● Record extracts
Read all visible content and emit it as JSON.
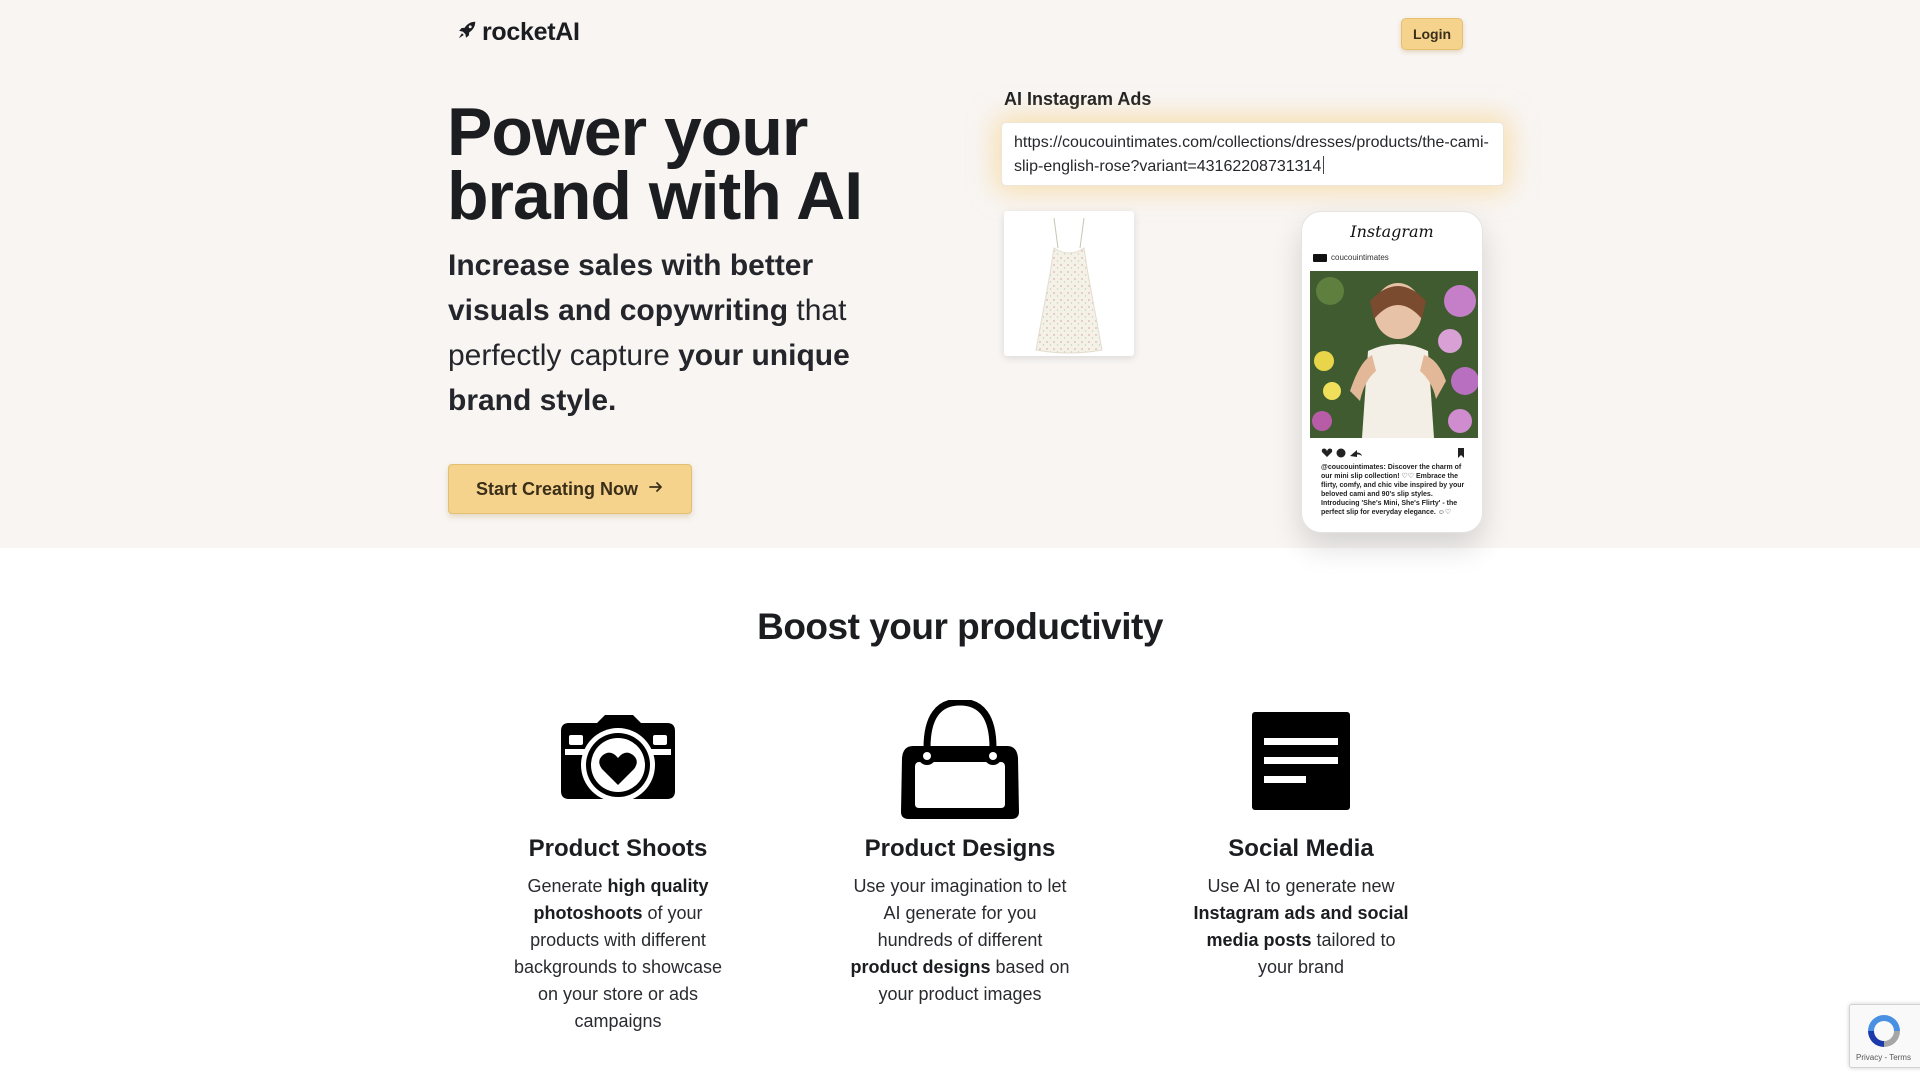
{
  "header": {
    "logo_text": "rocketAI",
    "login_label": "Login"
  },
  "hero": {
    "title": "Power your brand with AI",
    "subtitle_parts": [
      {
        "text": "Increase sales with better visuals and copywriting",
        "bold": true
      },
      {
        "text": " that perfectly capture ",
        "bold": false
      },
      {
        "text": "your unique brand style.",
        "bold": true
      }
    ],
    "cta_label": "Start Creating Now"
  },
  "demo": {
    "label": "AI Instagram Ads",
    "url_value": "https://coucouintimates.com/collections/dresses/products/the-cami-slip-english-rose?variant=43162208731314",
    "instagram": {
      "logo_text": "Instagram",
      "username": "coucouintimates",
      "caption": "@coucouintimates: Discover the charm of our mini slip collection! ♡♡ Embrace the flirty, comfy, and chic vibe inspired by your beloved cami and 90's slip styles. Introducing 'She's Mini, She's Flirty' - the perfect slip for everyday elegance. ☺♡"
    }
  },
  "features": {
    "section_title": "Boost your productivity",
    "items": [
      {
        "icon": "camera-heart-icon",
        "title": "Product Shoots",
        "parts": [
          {
            "text": "Generate ",
            "bold": false
          },
          {
            "text": "high quality photoshoots",
            "bold": true
          },
          {
            "text": " of your products with different backgrounds to showcase on your store or ads campaigns",
            "bold": false
          }
        ]
      },
      {
        "icon": "handbag-icon",
        "title": "Product Designs",
        "parts": [
          {
            "text": "Use your imagination to let AI generate for you hundreds of different ",
            "bold": false
          },
          {
            "text": "product designs",
            "bold": true
          },
          {
            "text": " based on your product images",
            "bold": false
          }
        ]
      },
      {
        "icon": "article-icon",
        "title": "Social Media",
        "parts": [
          {
            "text": "Use AI to generate new ",
            "bold": false
          },
          {
            "text": "Instagram ads and social media posts",
            "bold": true
          },
          {
            "text": " tailored to your brand",
            "bold": false
          }
        ]
      }
    ]
  },
  "recaptcha": {
    "terms_text": "Privacy - Terms"
  },
  "colors": {
    "accent": "#f5d38c",
    "hero_background": "#f8f5f3",
    "text": "#1c1d21"
  }
}
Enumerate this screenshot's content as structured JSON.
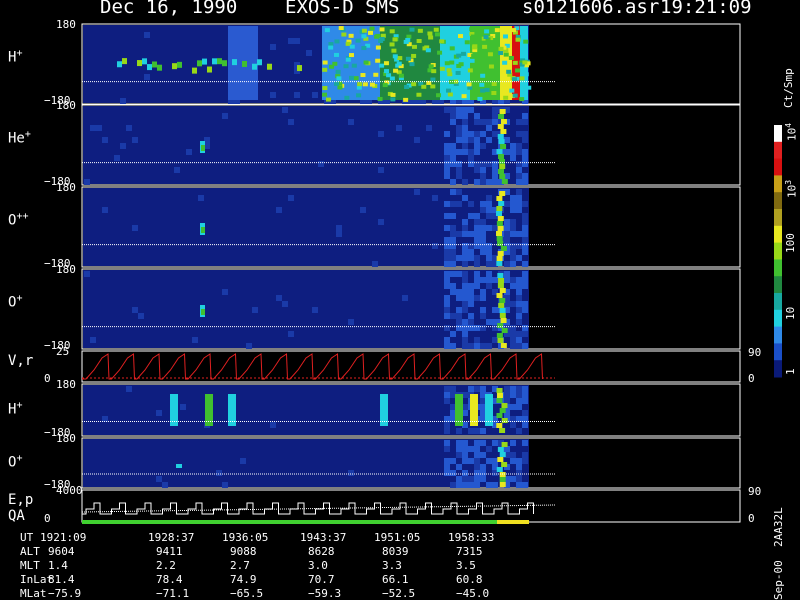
{
  "header": {
    "date": "Dec 16, 1990",
    "instrument": "EXOS-D SMS",
    "file": "s0121606.asr",
    "time": "19:21:09"
  },
  "colorbar": {
    "label": "Ct/Smp",
    "ticks": [
      "1",
      "10",
      "100",
      "10",
      "10"
    ],
    "tick_exponents": [
      "",
      "",
      "",
      "3",
      "4"
    ],
    "colors": [
      "#0a1a78",
      "#1a4fc8",
      "#2f8ae8",
      "#20d0e0",
      "#18a8a0",
      "#208840",
      "#40c030",
      "#98d818",
      "#e8e820",
      "#b0a020",
      "#806a10",
      "#c8a018",
      "#d81010",
      "#e02020",
      "#ffffff"
    ]
  },
  "chart_data": {
    "type": "heatmap",
    "panels": [
      {
        "label": "H",
        "superscript": "+",
        "ymax": "180",
        "ymin": "−180"
      },
      {
        "label": "He",
        "superscript": "+",
        "ymax": "180",
        "ymin": "−180"
      },
      {
        "label": "O",
        "superscript": "++",
        "ymax": "180",
        "ymin": "−180"
      },
      {
        "label": "O",
        "superscript": "+",
        "ymax": "180",
        "ymin": "−180"
      },
      {
        "label": "V,r",
        "superscript": "",
        "ymax": "25",
        "ymin": "0",
        "right_top": "90",
        "right_bottom": "0"
      },
      {
        "label": "H",
        "superscript": "+",
        "ymax": "180",
        "ymin": "−180"
      },
      {
        "label": "O",
        "superscript": "+",
        "ymax": "180",
        "ymin": "−180"
      },
      {
        "label": "E,p",
        "superscript": "",
        "label2": "QA",
        "ymax": "4000",
        "ymin": "0",
        "right_top": "90",
        "right_bottom": "0"
      }
    ],
    "x": [
      0,
      1,
      2,
      3,
      4,
      5,
      6,
      7,
      8,
      9,
      10,
      11,
      12,
      13,
      14,
      15,
      16,
      17,
      18,
      19,
      20,
      21,
      22,
      23,
      24,
      25,
      26,
      27,
      28,
      29,
      30,
      31,
      32,
      33,
      34,
      35,
      36,
      37,
      38
    ],
    "table": {
      "rows": [
        {
          "name": "UT",
          "values": [
            "1921:09",
            "1928:37",
            "1936:05",
            "1943:37",
            "1951:05",
            "1958:33"
          ]
        },
        {
          "name": "ALT",
          "values": [
            "9604",
            "9411",
            "9088",
            "8628",
            "8039",
            "7315"
          ]
        },
        {
          "name": "MLT",
          "values": [
            "1.4",
            "2.2",
            "2.7",
            "3.0",
            "3.3",
            "3.5"
          ]
        },
        {
          "name": "InLat",
          "values": [
            "81.4",
            "78.4",
            "74.9",
            "70.7",
            "66.1",
            "60.8"
          ]
        },
        {
          "name": "MLat",
          "values": [
            "−75.9",
            "−71.1",
            "−65.5",
            "−59.3",
            "−52.5",
            "−45.0"
          ]
        }
      ]
    }
  },
  "footer_vertical": "Sep-00  2AA32L"
}
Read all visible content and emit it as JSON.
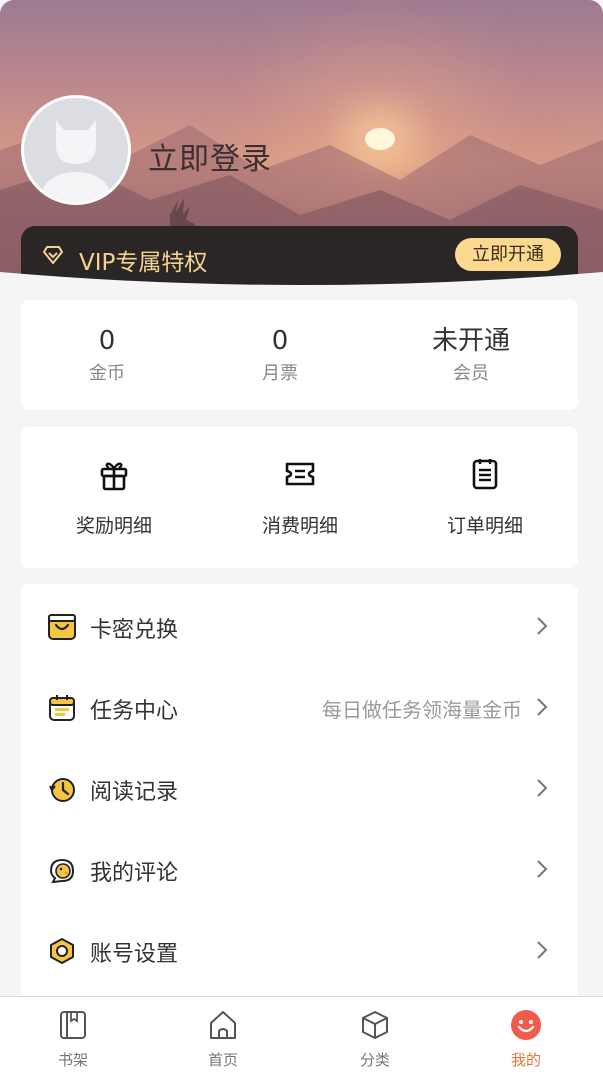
{
  "header": {
    "login_text": "立即登录",
    "vip_title": "VIP专属特权",
    "vip_button": "立即开通"
  },
  "stats": [
    {
      "value": "0",
      "label": "金币"
    },
    {
      "value": "0",
      "label": "月票"
    },
    {
      "value": "未开通",
      "label": "会员"
    }
  ],
  "details": [
    {
      "label": "奖励明细",
      "icon": "gift-icon"
    },
    {
      "label": "消费明细",
      "icon": "ticket-icon"
    },
    {
      "label": "订单明细",
      "icon": "order-list-icon"
    }
  ],
  "menu": [
    {
      "label": "卡密兑换",
      "hint": "",
      "icon": "card-redeem-icon"
    },
    {
      "label": "任务中心",
      "hint": "每日做任务领海量金币",
      "icon": "calendar-task-icon"
    },
    {
      "label": "阅读记录",
      "hint": "",
      "icon": "history-clock-icon"
    },
    {
      "label": "我的评论",
      "hint": "",
      "icon": "comment-chick-icon"
    },
    {
      "label": "账号设置",
      "hint": "",
      "icon": "settings-icon"
    }
  ],
  "tabbar": [
    {
      "label": "书架",
      "icon": "bookshelf-icon",
      "active": false
    },
    {
      "label": "首页",
      "icon": "home-icon",
      "active": false
    },
    {
      "label": "分类",
      "icon": "category-box-icon",
      "active": false
    },
    {
      "label": "我的",
      "icon": "smile-face-icon",
      "active": true
    }
  ],
  "colors": {
    "vip_gold": "#f4d391",
    "vip_button_bg": "#fbd98f",
    "vip_bar_bg": "#2b2626",
    "accent_orange": "#e8743a",
    "active_tab_icon": "#f25b4c",
    "menu_icon_yellow": "#f6c445"
  }
}
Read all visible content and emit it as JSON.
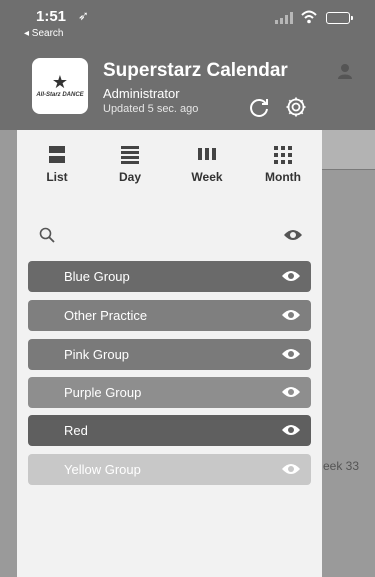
{
  "status_bar": {
    "time": "1:51",
    "location_arrow": "➶",
    "back_label": "◂ Search"
  },
  "drawer": {
    "calendar_title": "Superstarz Calendar",
    "logo_text": "All-Starz DANCE",
    "user_role": "Administrator",
    "updated": "Updated 5 sec. ago"
  },
  "views": [
    {
      "label": "List",
      "icon": "list-icon"
    },
    {
      "label": "Day",
      "icon": "day-icon"
    },
    {
      "label": "Week",
      "icon": "week-icon"
    },
    {
      "label": "Month",
      "icon": "month-icon"
    }
  ],
  "groups": [
    {
      "label": "Blue Group",
      "color": "#6a6a6a"
    },
    {
      "label": "Other Practice",
      "color": "#7f7f7f"
    },
    {
      "label": "Pink Group",
      "color": "#7a7a7a"
    },
    {
      "label": "Purple Group",
      "color": "#8e8e8e"
    },
    {
      "label": "Red",
      "color": "#5f5f5f"
    },
    {
      "label": "Yellow Group",
      "color": "#c8c8c8"
    }
  ],
  "background": {
    "week_text": "eek 33"
  }
}
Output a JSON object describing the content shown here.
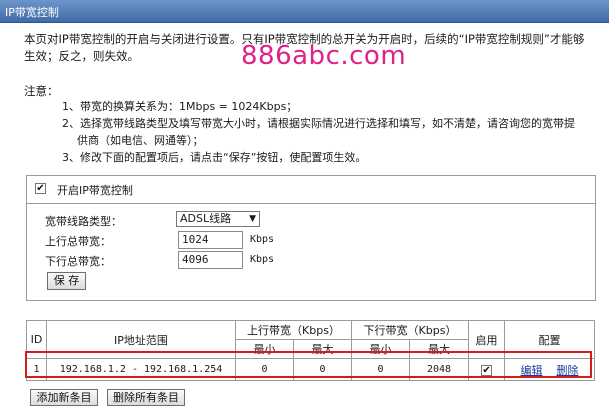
{
  "titlebar": {
    "title": "IP带宽控制"
  },
  "intro": {
    "line1": "本页对IP带宽控制的开启与关闭进行设置。只有IP带宽控制的总开关为开启时，后续的“IP带宽控制规则”才能够",
    "line2": "生效；反之，则失效。"
  },
  "watermark": "886abc.com",
  "notes": {
    "title": "注意：",
    "items": [
      "1、带宽的换算关系为：1Mbps = 1024Kbps；",
      "2、选择宽带线路类型及填写带宽大小时，请根据实际情况进行选择和填写，如不清楚，请咨询您的宽带提",
      "供商（如电信、网通等）；",
      "3、修改下面的配置项后，请点击“保存”按钮，使配置项生效。"
    ]
  },
  "settings": {
    "enable_label": "开启IP带宽控制",
    "enable_checked": true,
    "line_type_label": "宽带线路类型：",
    "line_type_value": "ADSL线路",
    "up_label": "上行总带宽：",
    "up_value": "1024",
    "down_label": "下行总带宽：",
    "down_value": "4096",
    "unit": "Kbps",
    "save_label": "保 存"
  },
  "table": {
    "headers": {
      "id": "ID",
      "ip_range": "IP地址范围",
      "up": "上行带宽（Kbps）",
      "down": "下行带宽（Kbps）",
      "enable": "启用",
      "config": "配置",
      "min": "最小",
      "max": "最大"
    },
    "rows": [
      {
        "id": "1",
        "ip_range": "192.168.1.2 - 192.168.1.254",
        "up_min": "0",
        "up_max": "0",
        "down_min": "0",
        "down_max": "2048",
        "enabled": true,
        "edit": "编辑",
        "delete": "删除"
      }
    ]
  },
  "actions": {
    "add_label": "添加新条目",
    "delete_all_label": "删除所有条目"
  },
  "colors": {
    "titlebar": "#4a78b5",
    "watermark": "#e0218a",
    "highlight": "#d71a1a",
    "link": "#1a3c9c"
  }
}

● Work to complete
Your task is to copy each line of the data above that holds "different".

● Output below
            "text": " of your products with different backgrounds to showcase on your store or ads campaigns",
            "text": "Use your imagination to let AI generate for you hundreds of different ",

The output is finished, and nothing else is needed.